Plant pathogens are some of the most devastating crop stressors. Protein acetylation has emerged as a major post-translational modification that modulates many different cellular processes, including plant immunity and stress responses. Acetylation and deacetylation alter the state of defense gene promoters, promoting susceptibility or resistance. Cochlibolus carbonum, Northern Leaf Spot, produces an effector molecule called HC-Toxin that functions as a histone deacetylase inhibitor, which is required for pathogen virulence. ZmREL2, ramosa1 enhancer locus, encodes a transcriptional corepressor that is homologous to the TOPLESS (TPL) gene in Arabidopsis. Furthermore, expression of ZmREL2 in Arabidopsis rescues developmental defects in tpl mutants. The TPL family acts as corepressors in many different pathways including auxin (TPL-IAA-ARF) and jasmonate (TPL-JAZ-MYC2) signaling. We identified a site of lysine acetylation on REL2 using global acetylome profiling of corn plants treated with HC-Toxin or infected with C. carbonum. We have found that rel2 mutant corn plants are susceptible to C. carbonum infection, unlike their B73 counterparts, which demonstrates that this gene is directly related to plant immunity. In addition, using Yeast Two Hybrid assays, we have shown that mutations of REL2 that mimic acetylation result in reduced interaction of REL2 with transcription factors containing DLN and RLFGV repression motifs. Finally, we confirmed using luciferase corepression assays that REL2 acts as a corepressor.
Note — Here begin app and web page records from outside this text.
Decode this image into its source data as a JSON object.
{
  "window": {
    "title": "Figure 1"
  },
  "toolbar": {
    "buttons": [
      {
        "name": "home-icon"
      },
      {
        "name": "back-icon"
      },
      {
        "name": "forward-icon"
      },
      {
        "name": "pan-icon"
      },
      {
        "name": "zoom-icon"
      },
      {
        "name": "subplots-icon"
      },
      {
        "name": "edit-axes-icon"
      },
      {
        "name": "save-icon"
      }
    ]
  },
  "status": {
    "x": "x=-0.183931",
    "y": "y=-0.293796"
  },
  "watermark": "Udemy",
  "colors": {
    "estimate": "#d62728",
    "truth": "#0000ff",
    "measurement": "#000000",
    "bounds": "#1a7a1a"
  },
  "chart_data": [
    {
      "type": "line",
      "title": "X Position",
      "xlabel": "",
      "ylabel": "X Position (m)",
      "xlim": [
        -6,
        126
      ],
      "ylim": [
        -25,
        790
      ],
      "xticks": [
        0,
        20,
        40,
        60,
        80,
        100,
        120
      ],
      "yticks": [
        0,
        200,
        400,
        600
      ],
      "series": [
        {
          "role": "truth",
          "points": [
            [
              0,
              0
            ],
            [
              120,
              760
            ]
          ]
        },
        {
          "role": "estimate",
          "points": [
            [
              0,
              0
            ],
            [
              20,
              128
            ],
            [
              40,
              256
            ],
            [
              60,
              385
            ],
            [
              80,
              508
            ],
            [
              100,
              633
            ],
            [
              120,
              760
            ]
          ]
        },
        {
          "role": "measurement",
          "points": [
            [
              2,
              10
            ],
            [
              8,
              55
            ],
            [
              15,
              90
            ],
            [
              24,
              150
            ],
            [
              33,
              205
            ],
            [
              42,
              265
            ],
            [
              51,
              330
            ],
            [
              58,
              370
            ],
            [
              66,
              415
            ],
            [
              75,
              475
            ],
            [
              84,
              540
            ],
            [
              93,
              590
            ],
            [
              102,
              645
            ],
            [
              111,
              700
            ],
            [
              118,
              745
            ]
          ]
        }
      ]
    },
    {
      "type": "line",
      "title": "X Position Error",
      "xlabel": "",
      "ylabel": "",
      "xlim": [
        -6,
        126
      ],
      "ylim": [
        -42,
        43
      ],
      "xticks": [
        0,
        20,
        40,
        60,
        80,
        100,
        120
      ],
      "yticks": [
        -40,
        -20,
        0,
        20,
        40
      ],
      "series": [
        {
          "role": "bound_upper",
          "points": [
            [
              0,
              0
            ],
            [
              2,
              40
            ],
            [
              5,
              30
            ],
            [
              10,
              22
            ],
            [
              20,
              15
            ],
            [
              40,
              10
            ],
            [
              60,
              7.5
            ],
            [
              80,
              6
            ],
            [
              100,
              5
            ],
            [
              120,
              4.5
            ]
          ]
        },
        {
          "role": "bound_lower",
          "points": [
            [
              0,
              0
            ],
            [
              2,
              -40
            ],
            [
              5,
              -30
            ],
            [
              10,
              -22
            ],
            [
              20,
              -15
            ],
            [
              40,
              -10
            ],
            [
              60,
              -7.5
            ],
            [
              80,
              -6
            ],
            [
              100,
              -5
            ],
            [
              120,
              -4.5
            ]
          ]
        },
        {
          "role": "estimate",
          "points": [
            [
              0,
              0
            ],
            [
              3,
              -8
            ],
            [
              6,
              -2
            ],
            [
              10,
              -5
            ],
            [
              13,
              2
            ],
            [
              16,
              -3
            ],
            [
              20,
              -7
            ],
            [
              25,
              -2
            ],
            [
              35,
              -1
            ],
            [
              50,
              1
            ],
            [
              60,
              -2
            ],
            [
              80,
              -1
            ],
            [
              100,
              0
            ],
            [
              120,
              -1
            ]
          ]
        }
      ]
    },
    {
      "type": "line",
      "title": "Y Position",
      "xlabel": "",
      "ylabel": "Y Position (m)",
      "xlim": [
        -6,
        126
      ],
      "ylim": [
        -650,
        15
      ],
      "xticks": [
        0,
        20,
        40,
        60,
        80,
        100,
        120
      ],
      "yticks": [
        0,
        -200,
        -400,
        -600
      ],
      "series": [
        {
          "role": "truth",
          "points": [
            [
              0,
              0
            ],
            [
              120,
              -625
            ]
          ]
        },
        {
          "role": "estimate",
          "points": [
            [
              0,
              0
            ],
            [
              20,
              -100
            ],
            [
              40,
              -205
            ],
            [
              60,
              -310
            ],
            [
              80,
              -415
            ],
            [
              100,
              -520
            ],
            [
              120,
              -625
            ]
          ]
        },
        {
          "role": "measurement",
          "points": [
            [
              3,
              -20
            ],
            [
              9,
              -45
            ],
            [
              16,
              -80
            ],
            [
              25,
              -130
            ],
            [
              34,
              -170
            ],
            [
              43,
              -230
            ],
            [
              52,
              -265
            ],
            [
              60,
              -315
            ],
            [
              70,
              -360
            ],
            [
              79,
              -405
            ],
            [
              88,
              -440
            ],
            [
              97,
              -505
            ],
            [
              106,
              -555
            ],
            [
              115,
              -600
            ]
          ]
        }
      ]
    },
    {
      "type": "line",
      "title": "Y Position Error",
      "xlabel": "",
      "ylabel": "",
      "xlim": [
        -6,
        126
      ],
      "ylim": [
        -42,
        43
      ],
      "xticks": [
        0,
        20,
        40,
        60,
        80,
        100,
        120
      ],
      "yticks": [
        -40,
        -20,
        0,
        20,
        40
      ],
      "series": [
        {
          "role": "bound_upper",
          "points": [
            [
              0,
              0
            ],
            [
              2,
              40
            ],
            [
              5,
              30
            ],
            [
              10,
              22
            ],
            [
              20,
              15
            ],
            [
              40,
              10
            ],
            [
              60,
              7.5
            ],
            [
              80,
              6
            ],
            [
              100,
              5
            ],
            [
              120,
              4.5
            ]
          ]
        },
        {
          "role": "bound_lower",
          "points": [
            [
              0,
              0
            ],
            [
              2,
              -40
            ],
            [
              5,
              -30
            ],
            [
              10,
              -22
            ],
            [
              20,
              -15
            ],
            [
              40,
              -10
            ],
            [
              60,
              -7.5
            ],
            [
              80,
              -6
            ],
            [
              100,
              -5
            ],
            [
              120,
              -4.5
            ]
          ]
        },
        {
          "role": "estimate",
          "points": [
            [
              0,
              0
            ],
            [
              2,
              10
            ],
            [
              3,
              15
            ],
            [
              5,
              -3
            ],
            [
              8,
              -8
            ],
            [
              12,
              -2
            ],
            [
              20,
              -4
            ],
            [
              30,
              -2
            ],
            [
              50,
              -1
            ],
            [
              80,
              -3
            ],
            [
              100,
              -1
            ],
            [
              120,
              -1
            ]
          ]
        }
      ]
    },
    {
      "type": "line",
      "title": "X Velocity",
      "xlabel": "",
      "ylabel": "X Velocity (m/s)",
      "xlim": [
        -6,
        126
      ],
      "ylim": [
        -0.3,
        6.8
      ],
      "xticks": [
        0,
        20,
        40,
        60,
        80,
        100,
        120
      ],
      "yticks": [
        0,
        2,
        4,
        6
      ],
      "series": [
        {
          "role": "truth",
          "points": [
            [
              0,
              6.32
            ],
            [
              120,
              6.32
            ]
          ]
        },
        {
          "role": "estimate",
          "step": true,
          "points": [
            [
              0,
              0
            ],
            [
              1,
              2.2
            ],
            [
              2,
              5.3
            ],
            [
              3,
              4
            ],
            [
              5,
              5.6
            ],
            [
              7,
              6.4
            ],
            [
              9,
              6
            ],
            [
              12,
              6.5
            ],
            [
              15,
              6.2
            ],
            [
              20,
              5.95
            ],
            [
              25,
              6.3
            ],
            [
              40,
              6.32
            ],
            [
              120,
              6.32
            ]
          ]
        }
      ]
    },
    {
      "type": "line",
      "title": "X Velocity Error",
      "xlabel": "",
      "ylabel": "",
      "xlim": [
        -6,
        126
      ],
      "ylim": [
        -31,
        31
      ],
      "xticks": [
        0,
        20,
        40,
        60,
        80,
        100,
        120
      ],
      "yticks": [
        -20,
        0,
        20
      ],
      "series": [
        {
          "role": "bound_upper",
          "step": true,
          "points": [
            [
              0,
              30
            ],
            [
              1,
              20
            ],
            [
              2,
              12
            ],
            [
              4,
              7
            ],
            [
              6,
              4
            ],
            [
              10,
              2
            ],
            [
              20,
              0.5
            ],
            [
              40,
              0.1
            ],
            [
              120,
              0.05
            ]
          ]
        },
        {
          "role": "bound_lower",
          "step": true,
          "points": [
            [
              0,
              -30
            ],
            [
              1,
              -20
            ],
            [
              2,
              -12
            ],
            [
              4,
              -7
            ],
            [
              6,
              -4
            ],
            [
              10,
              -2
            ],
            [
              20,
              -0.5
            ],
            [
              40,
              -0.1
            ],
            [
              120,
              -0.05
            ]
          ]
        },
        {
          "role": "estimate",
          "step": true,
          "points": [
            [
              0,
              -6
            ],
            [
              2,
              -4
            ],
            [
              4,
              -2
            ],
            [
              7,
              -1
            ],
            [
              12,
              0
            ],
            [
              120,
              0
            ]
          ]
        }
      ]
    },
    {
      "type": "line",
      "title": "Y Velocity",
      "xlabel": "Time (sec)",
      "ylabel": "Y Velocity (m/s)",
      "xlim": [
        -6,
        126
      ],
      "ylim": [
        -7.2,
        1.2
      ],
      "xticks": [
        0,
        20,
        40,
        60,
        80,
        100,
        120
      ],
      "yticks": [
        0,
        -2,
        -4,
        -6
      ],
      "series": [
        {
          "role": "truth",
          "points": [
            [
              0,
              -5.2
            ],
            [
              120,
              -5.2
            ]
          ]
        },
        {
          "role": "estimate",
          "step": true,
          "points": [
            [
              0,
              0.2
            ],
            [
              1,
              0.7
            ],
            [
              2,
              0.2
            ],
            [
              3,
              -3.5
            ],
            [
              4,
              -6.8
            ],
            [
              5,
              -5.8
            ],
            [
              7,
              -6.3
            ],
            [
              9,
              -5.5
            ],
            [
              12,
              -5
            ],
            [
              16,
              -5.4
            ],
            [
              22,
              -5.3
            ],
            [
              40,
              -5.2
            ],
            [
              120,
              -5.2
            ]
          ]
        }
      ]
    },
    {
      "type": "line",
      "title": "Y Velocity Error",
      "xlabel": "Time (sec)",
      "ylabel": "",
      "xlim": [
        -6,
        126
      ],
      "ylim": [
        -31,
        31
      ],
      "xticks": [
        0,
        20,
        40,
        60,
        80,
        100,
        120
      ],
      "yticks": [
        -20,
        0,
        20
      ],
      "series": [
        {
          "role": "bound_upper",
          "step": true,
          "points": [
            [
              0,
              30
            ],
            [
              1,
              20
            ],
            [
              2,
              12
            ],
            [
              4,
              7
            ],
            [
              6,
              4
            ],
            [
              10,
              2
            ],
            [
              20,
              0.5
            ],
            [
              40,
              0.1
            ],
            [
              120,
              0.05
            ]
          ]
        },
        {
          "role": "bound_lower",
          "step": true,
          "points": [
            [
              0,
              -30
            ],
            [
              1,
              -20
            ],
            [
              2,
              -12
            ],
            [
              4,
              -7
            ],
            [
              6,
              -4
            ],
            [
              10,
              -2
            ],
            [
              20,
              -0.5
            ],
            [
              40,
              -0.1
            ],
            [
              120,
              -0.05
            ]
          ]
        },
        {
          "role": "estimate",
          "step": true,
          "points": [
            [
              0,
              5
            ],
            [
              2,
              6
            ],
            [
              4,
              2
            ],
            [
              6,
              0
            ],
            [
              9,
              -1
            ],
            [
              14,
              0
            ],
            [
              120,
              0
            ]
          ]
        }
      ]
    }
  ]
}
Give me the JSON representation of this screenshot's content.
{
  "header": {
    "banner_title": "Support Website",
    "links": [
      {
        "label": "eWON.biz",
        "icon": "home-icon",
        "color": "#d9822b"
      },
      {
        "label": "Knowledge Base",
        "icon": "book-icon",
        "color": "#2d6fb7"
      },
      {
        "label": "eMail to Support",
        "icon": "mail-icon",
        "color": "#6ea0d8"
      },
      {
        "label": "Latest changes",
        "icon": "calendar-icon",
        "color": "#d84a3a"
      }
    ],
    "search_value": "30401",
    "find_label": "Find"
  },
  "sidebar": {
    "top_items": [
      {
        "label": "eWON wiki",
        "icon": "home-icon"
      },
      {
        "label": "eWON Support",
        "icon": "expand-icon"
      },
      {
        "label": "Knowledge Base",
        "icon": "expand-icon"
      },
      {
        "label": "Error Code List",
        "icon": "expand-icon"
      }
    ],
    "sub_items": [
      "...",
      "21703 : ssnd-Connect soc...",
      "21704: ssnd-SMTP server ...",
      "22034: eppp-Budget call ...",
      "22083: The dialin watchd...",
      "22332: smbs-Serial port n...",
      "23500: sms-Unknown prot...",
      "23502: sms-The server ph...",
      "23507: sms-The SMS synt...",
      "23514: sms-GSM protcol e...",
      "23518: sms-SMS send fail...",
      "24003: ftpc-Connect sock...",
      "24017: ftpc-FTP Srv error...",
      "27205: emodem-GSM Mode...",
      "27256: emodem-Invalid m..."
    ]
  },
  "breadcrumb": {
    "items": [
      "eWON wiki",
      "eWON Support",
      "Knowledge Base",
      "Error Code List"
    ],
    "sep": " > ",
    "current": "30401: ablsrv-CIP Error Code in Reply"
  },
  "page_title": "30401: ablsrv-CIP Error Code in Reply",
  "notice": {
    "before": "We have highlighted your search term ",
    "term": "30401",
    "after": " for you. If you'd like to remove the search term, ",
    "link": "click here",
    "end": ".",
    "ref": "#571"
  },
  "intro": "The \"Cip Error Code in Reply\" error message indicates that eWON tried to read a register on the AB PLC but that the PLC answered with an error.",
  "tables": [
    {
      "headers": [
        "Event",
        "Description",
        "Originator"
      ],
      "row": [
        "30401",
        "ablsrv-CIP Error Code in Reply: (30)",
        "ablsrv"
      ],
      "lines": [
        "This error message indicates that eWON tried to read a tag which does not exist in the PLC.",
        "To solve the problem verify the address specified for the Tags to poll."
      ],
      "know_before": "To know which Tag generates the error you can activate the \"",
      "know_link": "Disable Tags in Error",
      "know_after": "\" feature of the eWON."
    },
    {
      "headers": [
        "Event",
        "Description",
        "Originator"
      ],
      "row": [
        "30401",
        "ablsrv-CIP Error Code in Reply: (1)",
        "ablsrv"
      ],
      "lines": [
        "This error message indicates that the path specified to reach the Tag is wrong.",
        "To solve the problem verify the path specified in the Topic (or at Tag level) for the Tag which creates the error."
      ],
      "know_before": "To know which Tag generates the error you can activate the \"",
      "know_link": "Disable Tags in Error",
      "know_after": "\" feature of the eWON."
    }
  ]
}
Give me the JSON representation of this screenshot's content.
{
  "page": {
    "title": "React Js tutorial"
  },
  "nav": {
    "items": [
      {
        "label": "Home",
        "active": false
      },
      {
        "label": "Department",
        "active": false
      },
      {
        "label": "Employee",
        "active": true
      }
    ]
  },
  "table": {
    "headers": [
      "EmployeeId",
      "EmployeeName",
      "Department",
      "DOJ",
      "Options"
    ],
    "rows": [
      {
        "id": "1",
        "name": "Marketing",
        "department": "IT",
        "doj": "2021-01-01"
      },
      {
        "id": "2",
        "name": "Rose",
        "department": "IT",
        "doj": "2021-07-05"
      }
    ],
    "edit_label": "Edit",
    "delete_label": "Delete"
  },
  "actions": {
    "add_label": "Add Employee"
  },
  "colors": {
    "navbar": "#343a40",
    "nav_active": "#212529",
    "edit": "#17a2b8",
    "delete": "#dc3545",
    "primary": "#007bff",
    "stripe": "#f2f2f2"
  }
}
Furthermore, REL2 acetylation null mutations abolish the repression activity of REL2. Ultimately the goal of this work is to elucidate how hyperacetylation impacts the biological activity of REL2 and its roles in plant pathogen interactions.
Coauthors: Mary Galli – Waksman Institute of Microbiology, Rutgers University;Christian Montes-Serey – Iowa State University;Andrea Gallavotti – Waksman Institute of Microbiology, Rutgers University;Justin Walley – Iowa State University